"Mass Incarceration and the Quality of American Democracy,"
with Glenn C. Loury
Merton P. Stoltz Professor of the Social Sciences, Department of Economics, Brown University.

Among the preeminent moral challenges for our time is the fact that incarceration on a massive scale has become a central component of social policy in this country. What is more, the demographic profile of prisoners in the U.S. is highly skewed – most being young, male, poorly educated and members of racial minority groups. The emergence of a hypertrophied punishment infrastructure has garnered public support sometimes because of, and at other times despite, its racial disproportionality. And, whether one wants to call it ‘racist’ or not, it is surely arguable that our practice of managing social dysfunction through imprisonment has now become a principal means by which racial hierarchy is reproduced. The core of the problem, this talk will suggest, is that the socially marginal are not seen as belonging to the same general public body as the rest of us. We have inherited a system of racial caste in the center of our great cities, where millions of stigmatized, feared, and invisible people are to be found. And yet, Americans on the whole have concluded, in effect, that those languishing at the margins of our society are simply reaping what they have sown.

Glenn Loury is the Merton P. Stultz Professor of the Social Sciences and a Professor of Economics and Public Policy at Brown. He has taught previously at Boston University, Harvard, Northwestern, and the University of Michigan. He holds a B.A. in Mathematics from Northwestern and a Ph.D. in Economics from MIT. He has made scholarly contributions to the fields of welfare economics, income distribution, game theory, industrial organization, and natural resource economics. He is also a prominent social critic and public intellectual, having published over 200 articles in journals of public affairs in the U.S. and abroad on the issues of racial inequality and social policy. A Fellow of the Econometric Society, a Fellow of the American Academy of Arts and Sciences, and a past Vice President of the American Economics Association, Prof. Loury has been a visiting scholar at numerous universities worldwide and was for many years a contributing editor at The New Republic magazine. His current work focuses on inequalities between individuals and social groups, the social interactions which produce and sustain such disparities, and of the policies designed to mitigate them. Among the issues that he has studied are: racial affirmative action; dysfunctional social identity; status transmission across generations; and cognitive theories of racial stigma.

The Brown Legal Studies Seminar (BLSS) is an interdisciplinary colloquium series, featuring cutting-edge research on law and legal institutions, from a wide range of vantage points across the social sciences and humanities. Sessions are open to the entire Brown community, but we particularly welcome faculty and graduate students, from all fields. BLSS is sponsored by the Office of the Provost and the Watson Institute for International Studies. Advance reading may be expected (see www.watsoninstitute.org/blss).

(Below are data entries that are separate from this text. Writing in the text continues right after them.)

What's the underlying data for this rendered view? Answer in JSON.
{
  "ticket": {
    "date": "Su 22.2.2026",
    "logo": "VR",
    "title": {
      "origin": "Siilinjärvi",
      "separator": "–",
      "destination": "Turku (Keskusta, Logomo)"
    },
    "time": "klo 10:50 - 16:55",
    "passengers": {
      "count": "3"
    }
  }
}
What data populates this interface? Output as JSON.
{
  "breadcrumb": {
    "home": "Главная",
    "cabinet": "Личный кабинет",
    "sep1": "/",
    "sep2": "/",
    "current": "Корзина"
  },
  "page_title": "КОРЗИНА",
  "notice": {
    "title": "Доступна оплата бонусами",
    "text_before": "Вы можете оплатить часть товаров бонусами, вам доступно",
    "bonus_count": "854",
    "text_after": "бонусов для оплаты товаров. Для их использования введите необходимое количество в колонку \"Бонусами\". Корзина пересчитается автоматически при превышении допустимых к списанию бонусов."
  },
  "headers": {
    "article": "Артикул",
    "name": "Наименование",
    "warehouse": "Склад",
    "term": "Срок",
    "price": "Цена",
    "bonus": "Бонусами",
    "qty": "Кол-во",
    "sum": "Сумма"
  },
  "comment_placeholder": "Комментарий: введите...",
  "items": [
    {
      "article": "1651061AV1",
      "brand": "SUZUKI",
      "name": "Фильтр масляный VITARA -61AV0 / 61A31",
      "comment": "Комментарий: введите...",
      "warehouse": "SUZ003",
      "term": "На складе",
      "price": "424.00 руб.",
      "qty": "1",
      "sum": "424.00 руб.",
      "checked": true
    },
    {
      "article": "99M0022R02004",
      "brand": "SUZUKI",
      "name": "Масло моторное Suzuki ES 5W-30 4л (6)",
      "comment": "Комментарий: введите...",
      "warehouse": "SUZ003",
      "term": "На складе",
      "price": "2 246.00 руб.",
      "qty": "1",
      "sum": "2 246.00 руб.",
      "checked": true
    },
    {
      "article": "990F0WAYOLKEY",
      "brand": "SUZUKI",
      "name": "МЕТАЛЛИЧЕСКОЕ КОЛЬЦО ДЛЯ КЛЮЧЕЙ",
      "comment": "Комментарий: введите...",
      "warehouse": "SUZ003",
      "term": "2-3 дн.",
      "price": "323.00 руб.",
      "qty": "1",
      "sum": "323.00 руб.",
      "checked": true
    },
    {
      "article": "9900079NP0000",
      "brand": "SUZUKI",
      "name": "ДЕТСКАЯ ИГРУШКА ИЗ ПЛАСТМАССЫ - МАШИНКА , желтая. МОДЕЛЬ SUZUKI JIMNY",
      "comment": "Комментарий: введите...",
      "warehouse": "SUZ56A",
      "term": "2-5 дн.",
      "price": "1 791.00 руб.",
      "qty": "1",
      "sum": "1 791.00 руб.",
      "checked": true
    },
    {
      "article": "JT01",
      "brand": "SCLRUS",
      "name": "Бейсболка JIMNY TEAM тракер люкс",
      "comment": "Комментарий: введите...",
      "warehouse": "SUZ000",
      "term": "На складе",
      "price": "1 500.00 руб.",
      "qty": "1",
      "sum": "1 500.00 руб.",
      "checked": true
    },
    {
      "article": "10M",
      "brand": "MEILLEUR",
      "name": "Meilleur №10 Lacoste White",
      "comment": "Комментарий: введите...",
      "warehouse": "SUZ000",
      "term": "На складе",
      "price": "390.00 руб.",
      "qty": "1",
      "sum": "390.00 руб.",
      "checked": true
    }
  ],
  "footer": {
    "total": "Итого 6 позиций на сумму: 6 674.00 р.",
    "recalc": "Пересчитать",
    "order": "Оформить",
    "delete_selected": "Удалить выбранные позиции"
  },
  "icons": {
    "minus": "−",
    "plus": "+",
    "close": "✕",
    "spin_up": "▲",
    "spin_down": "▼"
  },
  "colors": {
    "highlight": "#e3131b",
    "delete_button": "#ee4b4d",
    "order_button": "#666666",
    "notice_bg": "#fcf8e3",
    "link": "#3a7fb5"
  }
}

Location: Faculty Club, 1 Magee Street.  RSVP to Ellen_White@brown.edu.